(Dataset rows for apps and sites)
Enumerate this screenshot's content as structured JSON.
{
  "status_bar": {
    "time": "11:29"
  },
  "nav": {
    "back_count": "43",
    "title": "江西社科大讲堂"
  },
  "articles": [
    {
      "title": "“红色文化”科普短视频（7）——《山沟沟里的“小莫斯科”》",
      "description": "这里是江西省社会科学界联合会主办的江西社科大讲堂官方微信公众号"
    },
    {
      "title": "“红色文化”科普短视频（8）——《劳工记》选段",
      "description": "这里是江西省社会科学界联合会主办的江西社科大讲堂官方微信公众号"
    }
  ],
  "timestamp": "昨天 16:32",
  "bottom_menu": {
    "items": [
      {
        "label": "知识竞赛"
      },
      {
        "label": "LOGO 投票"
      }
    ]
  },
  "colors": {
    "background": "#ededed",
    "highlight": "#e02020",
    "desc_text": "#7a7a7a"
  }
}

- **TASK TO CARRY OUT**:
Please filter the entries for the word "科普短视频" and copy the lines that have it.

- **TASK RESPONSE**:
      "title": "“红色文化”科普短视频（7）——《山沟沟里的“小莫斯科”》",
      "title": "“红色文化”科普短视频（8）——《劳工记》选段",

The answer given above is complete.